- Work instruction -
Which lines of the data hold the word "this"? Copy all of them.

Data extracted from a collection:
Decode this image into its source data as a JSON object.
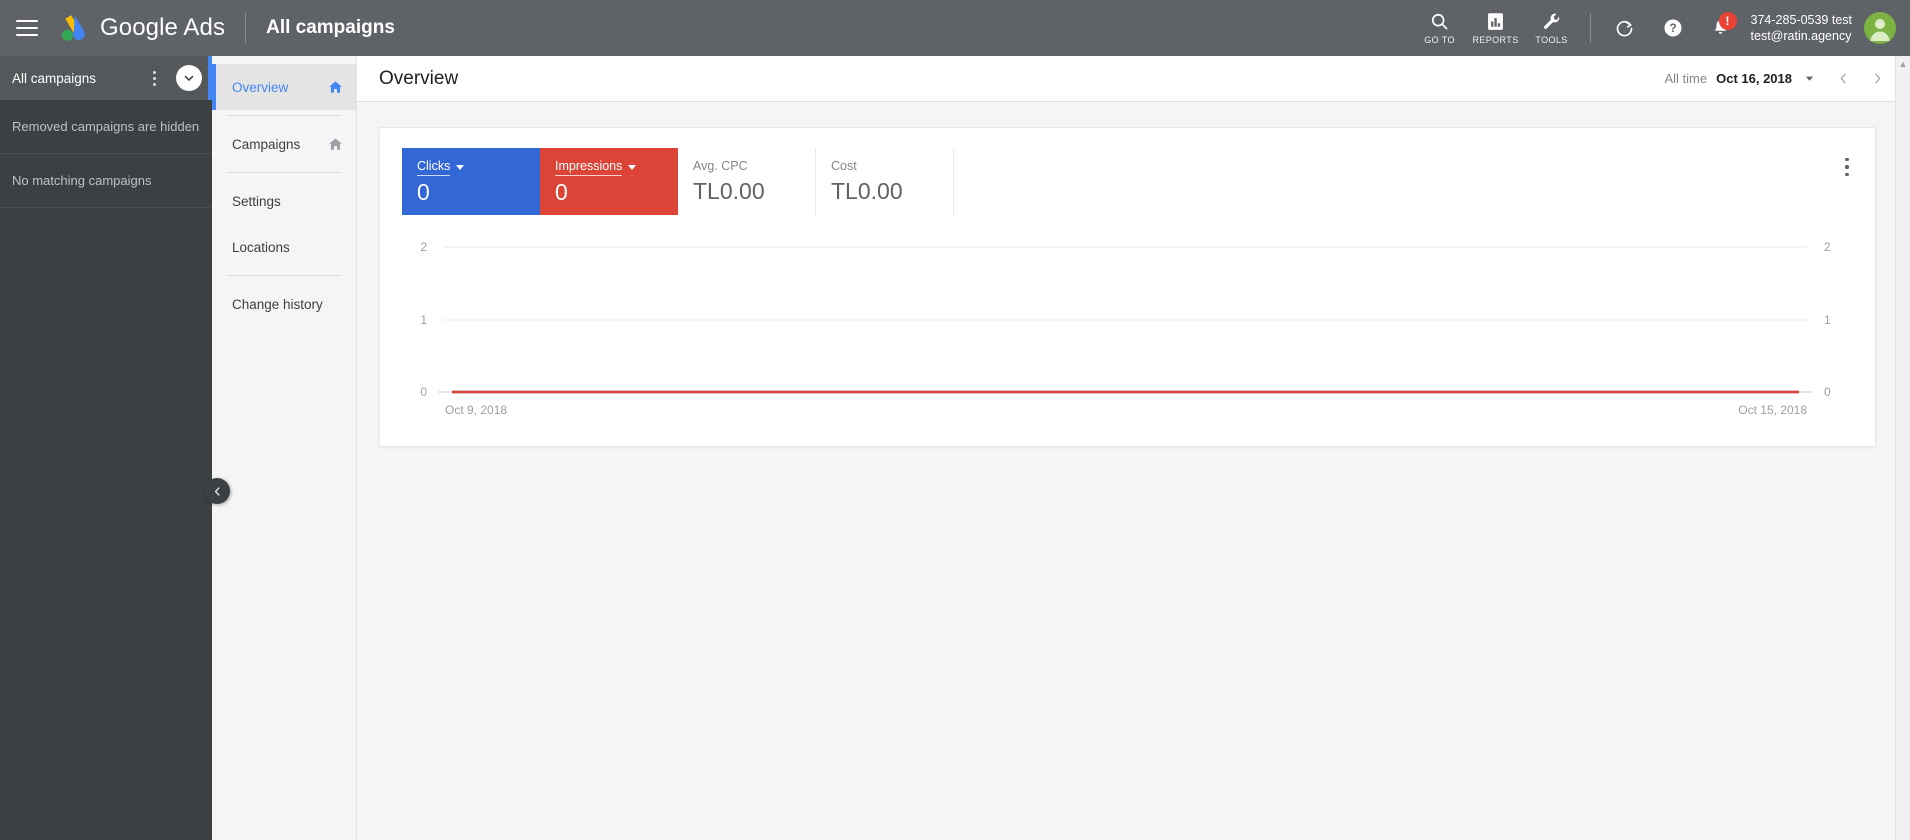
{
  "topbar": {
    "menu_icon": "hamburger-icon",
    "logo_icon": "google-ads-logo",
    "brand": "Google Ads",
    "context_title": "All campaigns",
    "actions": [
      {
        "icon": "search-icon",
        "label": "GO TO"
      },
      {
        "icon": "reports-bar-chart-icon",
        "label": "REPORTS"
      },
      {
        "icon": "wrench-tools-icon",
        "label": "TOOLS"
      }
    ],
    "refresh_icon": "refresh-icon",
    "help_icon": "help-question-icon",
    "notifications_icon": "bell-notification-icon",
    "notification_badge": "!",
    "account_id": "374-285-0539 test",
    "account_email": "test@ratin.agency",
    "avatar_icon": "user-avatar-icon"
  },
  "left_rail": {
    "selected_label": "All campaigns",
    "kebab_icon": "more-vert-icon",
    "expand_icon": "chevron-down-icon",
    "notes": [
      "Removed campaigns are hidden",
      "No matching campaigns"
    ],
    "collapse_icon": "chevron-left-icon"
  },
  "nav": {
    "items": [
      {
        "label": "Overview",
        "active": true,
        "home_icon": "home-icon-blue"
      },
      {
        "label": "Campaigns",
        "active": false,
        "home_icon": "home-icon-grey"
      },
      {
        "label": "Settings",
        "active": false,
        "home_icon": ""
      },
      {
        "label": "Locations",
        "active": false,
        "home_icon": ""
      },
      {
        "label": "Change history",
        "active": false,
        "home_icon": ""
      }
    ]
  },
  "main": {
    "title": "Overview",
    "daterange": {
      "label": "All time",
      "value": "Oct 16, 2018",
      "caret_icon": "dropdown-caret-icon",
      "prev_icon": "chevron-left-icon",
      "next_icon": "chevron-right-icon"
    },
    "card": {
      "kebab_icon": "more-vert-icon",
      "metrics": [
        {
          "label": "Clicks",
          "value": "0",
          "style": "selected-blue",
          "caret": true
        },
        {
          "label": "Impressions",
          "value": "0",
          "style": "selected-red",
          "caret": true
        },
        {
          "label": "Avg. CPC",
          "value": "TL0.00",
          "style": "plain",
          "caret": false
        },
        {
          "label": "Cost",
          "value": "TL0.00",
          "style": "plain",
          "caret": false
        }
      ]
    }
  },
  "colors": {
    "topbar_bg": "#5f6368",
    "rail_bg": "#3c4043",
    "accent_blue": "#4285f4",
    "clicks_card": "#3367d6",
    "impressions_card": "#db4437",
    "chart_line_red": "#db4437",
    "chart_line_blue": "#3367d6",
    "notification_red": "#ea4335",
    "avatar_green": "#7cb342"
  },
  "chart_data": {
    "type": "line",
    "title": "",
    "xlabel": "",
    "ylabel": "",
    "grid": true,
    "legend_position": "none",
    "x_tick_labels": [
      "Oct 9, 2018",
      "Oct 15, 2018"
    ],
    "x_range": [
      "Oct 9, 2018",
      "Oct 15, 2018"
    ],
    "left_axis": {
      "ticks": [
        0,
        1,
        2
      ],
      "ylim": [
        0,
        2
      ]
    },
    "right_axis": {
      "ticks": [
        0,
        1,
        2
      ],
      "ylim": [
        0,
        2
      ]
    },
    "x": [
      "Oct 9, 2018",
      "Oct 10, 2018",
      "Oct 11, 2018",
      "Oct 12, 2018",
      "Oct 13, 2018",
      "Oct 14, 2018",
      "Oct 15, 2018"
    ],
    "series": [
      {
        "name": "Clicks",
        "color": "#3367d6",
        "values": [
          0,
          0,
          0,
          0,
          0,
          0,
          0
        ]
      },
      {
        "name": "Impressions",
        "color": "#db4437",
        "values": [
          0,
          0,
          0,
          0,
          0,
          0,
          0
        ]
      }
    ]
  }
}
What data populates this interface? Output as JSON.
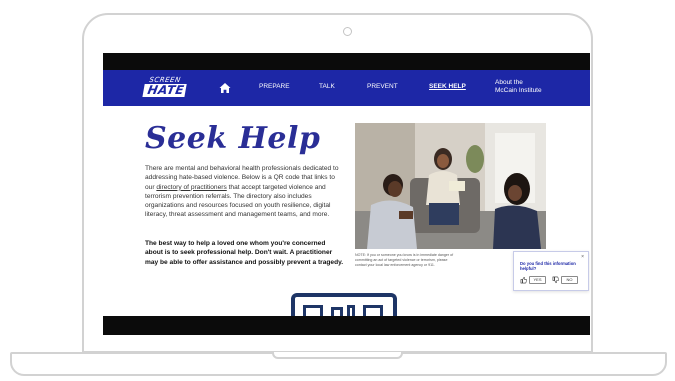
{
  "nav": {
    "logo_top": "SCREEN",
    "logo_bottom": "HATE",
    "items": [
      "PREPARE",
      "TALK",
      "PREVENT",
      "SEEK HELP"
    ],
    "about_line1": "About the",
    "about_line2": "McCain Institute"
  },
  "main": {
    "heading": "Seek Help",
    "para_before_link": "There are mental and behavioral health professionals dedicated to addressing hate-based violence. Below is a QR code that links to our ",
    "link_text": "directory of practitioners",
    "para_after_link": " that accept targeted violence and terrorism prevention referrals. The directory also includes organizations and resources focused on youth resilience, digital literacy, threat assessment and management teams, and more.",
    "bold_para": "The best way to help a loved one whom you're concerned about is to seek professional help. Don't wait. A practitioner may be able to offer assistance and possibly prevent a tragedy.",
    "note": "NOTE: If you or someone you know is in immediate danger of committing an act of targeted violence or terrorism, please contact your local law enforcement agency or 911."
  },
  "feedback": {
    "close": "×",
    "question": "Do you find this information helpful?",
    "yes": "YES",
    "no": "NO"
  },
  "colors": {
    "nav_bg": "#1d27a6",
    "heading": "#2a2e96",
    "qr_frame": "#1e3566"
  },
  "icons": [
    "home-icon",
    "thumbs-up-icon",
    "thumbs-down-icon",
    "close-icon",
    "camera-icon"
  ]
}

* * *

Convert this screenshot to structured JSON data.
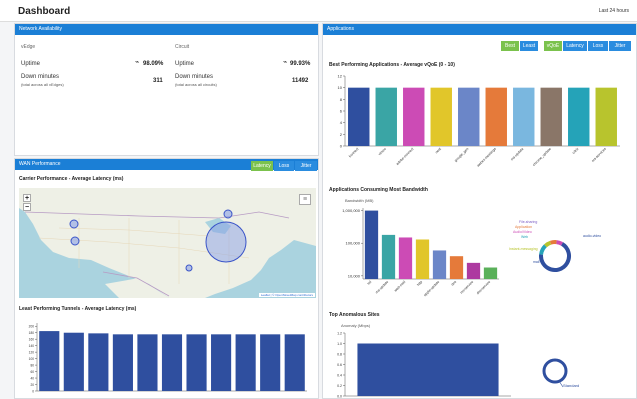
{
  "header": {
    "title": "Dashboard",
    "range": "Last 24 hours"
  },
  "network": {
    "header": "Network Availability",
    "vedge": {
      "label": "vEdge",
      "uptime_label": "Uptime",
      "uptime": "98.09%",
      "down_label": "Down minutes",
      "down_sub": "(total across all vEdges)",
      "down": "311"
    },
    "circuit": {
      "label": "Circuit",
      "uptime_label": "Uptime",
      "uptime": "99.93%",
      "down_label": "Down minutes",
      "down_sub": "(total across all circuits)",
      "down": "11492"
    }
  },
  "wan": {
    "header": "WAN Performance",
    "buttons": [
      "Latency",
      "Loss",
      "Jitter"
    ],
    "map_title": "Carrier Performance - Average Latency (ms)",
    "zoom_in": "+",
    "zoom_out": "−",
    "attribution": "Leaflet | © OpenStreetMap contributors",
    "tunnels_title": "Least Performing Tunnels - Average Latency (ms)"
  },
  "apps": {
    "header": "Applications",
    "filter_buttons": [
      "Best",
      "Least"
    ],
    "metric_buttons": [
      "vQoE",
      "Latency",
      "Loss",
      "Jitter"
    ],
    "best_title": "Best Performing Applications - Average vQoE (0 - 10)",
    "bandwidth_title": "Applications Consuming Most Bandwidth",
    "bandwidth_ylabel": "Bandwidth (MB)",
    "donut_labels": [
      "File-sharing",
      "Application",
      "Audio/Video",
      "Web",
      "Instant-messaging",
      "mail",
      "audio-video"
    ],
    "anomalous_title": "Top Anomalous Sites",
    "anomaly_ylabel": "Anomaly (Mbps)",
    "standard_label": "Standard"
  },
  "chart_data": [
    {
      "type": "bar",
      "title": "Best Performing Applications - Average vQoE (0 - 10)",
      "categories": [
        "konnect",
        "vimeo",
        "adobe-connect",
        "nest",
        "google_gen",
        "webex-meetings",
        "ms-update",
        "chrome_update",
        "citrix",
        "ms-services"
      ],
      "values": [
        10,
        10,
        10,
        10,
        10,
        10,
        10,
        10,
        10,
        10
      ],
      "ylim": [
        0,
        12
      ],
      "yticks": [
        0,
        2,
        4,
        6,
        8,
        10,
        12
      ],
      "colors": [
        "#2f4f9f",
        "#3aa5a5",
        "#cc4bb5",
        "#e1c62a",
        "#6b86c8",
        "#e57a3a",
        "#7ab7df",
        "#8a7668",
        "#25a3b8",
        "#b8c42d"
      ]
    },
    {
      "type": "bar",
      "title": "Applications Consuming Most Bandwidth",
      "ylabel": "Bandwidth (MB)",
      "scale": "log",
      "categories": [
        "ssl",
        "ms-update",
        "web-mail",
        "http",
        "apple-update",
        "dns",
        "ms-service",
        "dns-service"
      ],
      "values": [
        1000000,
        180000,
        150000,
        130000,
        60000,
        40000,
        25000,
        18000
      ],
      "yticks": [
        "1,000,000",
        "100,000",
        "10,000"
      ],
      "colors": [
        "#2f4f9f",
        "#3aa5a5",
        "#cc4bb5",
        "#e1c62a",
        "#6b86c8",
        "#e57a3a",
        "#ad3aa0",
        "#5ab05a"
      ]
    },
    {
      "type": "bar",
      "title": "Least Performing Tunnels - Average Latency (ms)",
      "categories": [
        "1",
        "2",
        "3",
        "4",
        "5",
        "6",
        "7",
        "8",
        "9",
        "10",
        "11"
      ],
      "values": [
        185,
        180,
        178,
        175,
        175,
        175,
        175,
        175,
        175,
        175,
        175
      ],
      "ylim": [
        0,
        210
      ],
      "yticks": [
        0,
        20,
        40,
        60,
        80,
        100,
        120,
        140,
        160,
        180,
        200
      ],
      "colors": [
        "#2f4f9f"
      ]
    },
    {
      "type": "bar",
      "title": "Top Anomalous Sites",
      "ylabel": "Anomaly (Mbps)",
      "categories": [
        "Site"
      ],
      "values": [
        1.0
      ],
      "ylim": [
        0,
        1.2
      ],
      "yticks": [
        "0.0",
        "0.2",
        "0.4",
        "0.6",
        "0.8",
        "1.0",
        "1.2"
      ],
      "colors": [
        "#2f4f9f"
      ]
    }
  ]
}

- Exercise result -
Decode this image into its source data as a JSON object.
What data populates this interface? Output as JSON.
    "question": "Do you find this information helpful?",
Convert this screenshot to structured JSON data.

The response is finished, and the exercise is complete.